For the listing that follows, report how many lines contain the string "Graph", giving the number alone.

'''

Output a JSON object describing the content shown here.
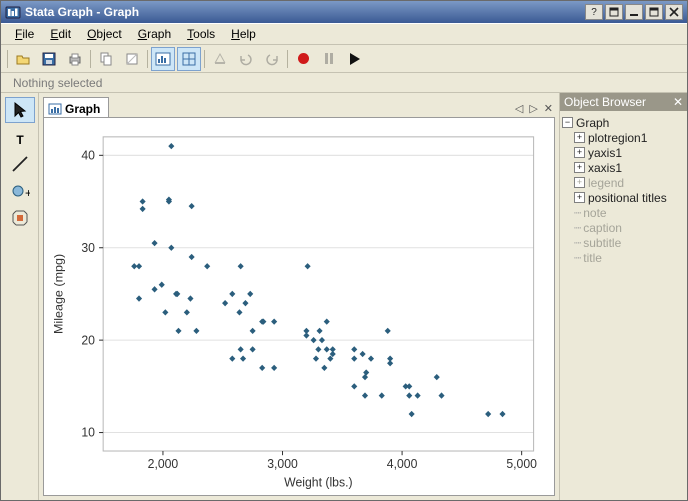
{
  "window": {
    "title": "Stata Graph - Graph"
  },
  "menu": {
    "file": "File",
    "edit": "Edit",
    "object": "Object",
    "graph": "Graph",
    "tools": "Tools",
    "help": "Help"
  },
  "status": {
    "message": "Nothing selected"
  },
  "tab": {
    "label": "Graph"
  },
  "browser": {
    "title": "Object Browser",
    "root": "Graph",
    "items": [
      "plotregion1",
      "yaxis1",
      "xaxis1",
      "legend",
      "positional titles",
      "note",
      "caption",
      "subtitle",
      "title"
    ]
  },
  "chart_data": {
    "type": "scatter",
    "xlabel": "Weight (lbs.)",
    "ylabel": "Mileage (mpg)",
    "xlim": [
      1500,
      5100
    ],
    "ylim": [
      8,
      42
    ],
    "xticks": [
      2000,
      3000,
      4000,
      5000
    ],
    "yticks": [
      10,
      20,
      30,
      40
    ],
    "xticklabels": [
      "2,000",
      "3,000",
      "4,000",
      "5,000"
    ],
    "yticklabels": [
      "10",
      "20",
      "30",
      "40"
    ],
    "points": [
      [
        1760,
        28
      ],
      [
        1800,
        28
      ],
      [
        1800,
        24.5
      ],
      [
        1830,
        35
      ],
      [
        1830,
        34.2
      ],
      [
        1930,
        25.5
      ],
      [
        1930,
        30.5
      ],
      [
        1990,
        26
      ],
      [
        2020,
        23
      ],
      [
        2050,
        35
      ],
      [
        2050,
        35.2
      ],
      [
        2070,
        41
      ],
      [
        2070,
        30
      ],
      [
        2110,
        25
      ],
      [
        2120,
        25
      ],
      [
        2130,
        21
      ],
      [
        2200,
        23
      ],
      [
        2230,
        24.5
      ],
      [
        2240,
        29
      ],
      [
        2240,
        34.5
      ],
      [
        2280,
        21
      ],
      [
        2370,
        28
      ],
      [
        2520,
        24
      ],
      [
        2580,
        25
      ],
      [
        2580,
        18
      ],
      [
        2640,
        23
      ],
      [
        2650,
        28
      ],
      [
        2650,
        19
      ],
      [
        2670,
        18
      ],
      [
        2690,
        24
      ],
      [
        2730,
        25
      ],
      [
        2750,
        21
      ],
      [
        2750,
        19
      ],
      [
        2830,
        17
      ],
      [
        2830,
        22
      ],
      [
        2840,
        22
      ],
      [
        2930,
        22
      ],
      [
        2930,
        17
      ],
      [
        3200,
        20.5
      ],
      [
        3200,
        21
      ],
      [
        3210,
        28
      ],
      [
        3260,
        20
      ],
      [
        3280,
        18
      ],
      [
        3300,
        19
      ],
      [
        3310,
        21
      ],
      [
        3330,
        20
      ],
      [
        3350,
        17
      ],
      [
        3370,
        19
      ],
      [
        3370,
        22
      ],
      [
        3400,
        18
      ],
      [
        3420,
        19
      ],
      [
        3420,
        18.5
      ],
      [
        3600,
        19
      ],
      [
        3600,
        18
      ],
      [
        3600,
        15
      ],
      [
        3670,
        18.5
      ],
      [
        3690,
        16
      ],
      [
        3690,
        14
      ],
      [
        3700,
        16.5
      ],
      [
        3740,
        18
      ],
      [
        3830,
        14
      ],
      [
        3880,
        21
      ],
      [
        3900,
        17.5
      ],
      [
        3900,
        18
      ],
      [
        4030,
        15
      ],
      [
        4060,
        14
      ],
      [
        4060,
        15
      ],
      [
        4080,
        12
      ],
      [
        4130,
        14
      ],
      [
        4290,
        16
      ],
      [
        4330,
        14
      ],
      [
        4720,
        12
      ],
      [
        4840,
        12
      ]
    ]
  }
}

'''
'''

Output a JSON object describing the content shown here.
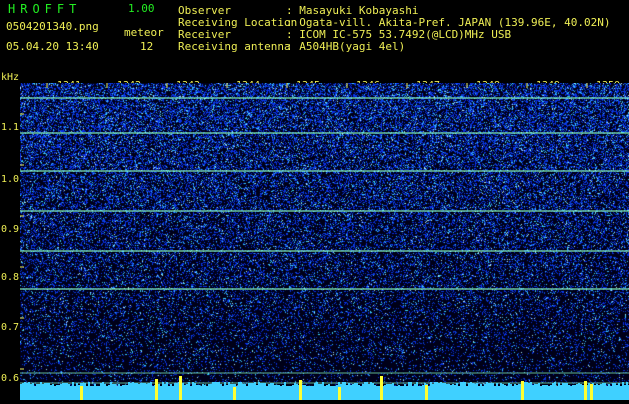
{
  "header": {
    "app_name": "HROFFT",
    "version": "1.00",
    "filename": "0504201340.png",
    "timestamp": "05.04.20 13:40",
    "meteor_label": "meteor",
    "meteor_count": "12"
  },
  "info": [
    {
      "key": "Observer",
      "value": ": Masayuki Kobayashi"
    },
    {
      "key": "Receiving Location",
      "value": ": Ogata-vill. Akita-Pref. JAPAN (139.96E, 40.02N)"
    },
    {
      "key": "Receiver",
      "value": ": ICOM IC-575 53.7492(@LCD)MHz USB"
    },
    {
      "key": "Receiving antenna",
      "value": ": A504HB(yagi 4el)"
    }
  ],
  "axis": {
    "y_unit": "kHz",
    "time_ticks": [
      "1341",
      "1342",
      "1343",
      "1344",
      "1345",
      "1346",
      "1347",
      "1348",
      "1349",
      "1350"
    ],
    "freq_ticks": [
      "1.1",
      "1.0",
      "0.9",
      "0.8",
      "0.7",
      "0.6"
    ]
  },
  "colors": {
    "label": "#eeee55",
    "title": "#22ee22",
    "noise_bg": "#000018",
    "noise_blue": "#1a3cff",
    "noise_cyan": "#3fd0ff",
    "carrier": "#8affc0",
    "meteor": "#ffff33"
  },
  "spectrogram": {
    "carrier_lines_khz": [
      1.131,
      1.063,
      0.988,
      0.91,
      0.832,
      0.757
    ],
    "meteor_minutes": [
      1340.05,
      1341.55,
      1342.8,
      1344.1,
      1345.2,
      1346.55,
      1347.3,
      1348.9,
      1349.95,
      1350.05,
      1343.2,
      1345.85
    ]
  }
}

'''

**Output of the task**
4